You’d expect a Schwinn product to be solid (even when we were kids, Schwinn always made the sturdiest bikes), and even though the 470 is lighter than the two higher-ranked ellipticals, this machine is definitely made to last with an oversized crossbar and center frame support. There are 25 different resistance settings controlled by an Eddy Current Brake system and selectable on the handlebars, and a robust 29 programs with four selectable user settings – both nice features for a machine in this price range.
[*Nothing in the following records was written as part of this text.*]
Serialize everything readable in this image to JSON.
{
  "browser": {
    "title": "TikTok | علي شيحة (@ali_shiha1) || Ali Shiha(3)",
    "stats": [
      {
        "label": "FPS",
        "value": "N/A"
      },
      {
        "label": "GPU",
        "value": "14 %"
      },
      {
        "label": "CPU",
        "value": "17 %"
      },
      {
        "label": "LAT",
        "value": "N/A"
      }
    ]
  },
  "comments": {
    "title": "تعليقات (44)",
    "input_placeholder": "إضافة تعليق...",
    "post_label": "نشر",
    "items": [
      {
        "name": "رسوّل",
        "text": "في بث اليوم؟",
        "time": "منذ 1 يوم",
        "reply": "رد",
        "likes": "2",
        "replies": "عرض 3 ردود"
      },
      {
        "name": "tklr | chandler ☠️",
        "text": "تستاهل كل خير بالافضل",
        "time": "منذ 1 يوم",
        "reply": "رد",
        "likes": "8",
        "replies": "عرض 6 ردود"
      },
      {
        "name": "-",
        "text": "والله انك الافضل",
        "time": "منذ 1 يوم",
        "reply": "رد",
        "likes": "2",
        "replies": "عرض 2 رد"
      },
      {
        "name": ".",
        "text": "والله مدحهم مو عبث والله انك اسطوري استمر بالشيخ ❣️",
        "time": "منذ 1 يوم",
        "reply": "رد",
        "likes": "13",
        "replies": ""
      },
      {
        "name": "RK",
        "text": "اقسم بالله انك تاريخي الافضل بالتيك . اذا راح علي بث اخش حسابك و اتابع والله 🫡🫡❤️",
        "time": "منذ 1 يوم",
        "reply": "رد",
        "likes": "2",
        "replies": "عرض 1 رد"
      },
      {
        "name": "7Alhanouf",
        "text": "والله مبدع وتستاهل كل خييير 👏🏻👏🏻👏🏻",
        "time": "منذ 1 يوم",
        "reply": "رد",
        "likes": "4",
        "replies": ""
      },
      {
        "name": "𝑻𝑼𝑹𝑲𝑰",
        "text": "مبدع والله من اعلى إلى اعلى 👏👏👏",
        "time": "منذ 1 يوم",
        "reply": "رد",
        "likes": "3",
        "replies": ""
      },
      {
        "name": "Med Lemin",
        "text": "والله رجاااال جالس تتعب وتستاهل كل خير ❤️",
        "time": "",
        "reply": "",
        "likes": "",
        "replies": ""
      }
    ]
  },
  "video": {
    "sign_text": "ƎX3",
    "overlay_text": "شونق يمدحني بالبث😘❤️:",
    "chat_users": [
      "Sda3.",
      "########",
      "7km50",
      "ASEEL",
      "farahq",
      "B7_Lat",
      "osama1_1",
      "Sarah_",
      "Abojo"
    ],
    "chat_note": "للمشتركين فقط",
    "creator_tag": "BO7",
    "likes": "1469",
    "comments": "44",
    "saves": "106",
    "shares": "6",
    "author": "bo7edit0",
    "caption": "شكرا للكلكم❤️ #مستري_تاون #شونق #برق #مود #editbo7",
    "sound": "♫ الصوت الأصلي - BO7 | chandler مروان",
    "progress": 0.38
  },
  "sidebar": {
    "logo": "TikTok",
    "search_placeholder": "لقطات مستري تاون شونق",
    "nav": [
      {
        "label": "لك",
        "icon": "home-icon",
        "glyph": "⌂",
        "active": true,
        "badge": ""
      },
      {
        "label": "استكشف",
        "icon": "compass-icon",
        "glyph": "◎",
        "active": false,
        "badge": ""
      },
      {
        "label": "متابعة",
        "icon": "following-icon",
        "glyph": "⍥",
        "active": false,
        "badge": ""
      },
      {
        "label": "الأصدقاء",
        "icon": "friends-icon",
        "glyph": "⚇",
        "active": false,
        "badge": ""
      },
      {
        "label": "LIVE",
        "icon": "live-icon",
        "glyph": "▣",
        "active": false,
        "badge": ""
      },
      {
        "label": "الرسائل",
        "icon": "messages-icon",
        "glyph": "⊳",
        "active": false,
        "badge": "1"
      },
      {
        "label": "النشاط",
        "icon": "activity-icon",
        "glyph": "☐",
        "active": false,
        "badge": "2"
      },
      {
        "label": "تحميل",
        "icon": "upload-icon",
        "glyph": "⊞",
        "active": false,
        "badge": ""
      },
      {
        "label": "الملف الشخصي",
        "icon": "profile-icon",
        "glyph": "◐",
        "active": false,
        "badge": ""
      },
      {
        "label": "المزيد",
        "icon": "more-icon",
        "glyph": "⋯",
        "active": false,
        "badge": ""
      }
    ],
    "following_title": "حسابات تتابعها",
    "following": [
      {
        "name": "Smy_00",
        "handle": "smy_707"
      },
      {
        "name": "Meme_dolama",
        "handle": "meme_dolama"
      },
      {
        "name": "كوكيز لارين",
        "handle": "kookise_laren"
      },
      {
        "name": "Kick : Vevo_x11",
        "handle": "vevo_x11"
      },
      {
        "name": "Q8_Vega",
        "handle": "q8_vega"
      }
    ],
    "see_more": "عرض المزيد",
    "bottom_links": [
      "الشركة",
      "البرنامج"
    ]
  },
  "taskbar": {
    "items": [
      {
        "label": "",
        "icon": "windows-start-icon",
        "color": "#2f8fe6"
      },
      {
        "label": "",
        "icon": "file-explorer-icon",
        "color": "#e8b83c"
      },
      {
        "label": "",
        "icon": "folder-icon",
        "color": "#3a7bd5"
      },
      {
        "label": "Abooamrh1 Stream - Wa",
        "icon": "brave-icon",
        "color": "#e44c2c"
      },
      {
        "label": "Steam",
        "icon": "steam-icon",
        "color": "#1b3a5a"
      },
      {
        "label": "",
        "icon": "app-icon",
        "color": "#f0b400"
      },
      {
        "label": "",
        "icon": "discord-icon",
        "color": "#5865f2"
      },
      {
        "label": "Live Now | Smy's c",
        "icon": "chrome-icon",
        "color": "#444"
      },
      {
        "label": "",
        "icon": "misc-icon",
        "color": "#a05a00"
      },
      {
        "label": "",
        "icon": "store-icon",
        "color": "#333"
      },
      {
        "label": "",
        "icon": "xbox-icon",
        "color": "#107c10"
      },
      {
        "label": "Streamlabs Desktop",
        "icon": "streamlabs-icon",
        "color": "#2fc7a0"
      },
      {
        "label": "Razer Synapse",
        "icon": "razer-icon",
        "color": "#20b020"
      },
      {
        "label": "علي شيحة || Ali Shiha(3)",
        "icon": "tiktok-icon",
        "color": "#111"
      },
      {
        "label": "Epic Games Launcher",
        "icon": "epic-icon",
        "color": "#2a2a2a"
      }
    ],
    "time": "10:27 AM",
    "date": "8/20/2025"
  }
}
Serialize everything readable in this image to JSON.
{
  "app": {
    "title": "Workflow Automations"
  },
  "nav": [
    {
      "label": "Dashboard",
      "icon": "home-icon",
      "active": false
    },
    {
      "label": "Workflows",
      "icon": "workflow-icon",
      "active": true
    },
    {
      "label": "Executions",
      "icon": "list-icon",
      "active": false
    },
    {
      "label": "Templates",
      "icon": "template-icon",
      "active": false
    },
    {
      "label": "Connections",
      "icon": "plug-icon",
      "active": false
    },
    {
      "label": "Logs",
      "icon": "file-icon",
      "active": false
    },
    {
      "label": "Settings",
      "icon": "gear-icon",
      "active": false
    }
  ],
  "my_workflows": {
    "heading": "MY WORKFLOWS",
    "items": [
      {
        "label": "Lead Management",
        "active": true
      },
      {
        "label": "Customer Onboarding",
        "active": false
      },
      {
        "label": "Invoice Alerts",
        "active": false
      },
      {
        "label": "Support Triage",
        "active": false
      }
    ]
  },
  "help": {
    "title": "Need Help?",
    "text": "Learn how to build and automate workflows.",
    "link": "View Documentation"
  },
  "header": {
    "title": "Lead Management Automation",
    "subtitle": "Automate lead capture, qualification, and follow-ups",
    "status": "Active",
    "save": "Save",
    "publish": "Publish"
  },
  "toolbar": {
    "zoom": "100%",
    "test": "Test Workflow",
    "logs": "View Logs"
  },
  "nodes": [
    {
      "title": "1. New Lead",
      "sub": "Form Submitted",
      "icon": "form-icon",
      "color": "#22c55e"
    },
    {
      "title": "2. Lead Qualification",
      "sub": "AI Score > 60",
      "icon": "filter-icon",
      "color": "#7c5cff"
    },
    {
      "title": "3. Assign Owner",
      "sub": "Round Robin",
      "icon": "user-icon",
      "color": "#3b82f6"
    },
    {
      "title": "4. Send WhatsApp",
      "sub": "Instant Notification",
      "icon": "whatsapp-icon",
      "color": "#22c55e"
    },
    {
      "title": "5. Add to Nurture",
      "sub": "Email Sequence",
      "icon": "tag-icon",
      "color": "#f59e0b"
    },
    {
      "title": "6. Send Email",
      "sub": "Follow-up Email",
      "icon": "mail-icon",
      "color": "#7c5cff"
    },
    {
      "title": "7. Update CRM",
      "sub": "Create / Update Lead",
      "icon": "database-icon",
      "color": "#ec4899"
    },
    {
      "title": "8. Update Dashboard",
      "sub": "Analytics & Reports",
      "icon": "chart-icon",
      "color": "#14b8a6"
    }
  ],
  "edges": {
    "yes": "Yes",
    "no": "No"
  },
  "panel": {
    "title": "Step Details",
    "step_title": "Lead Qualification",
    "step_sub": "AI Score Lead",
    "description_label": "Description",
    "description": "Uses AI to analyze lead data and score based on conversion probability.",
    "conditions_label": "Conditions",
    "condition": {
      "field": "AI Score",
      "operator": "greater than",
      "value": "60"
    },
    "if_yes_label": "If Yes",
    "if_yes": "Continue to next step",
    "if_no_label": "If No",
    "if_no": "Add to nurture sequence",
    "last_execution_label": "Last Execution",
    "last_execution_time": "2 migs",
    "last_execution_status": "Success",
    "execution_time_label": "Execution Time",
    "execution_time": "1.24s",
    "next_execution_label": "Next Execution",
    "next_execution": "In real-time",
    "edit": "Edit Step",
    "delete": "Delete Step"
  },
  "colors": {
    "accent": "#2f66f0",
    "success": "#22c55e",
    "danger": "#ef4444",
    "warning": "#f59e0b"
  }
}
Perhaps the best aspects of the Schwinn 470 are the computer, monitoring and display features. There are two LCD windows allowing you to check 13 different parameters, download your performance data and transfer it to either the proprietary Schwinn Connect or MyFitnessPal. The team do think they should have included a heart strap monitor with this unit (although it’s designed to use one).
This is a really nice elliptical trainer for the money.
Details of the Schwinn 470 Elliptical Machine:
5. Exerpeutic 5000 Magnetic Elliptical Trainer
Not everyone wants to shell out $700-$1500 for an elliptical trainer. For those folks, the Exerpeutic 5000 is a great choice at about $350. This feels more like a home machine than a gym version in terms of its sturdiness and footprint, and doesn’t have many of the features that you’ll pay more for with our other reviewed trainers. But it should hold up well for some time and the ergonomics are good. In short, it’s a good bet for weekend workout warriors.
First, here’s what you won’t get with the Exerpeutic 5000. The incline and stride can’t be adjusted, it’s not as whisper-quiet as higher-priced competitors, there’s not much of a discernable difference between many of the 24 adjustable resistance levels, and you don’t get the bells and whistles like fans or iPod connections.
What you do get is a very large (10”) LCD display, Bluetooth connectivity for easy workout tracking without having to subscribe to a proprietary system.
This is a smaller, fully-functional elliptical trainer, which is sufficient for most people and a very good buy.
Specs for the Exerpeutic 500 Magnetic Elliptical Trainer:
Curious about other ways to stay fit, continue your research and read about the best pilates reformers. Remember that exercise is just one component of staying healthier, adding a greater quantity of fruit and vegetables to your diet is critical as well – a top juicer might just be what the doctor ordered.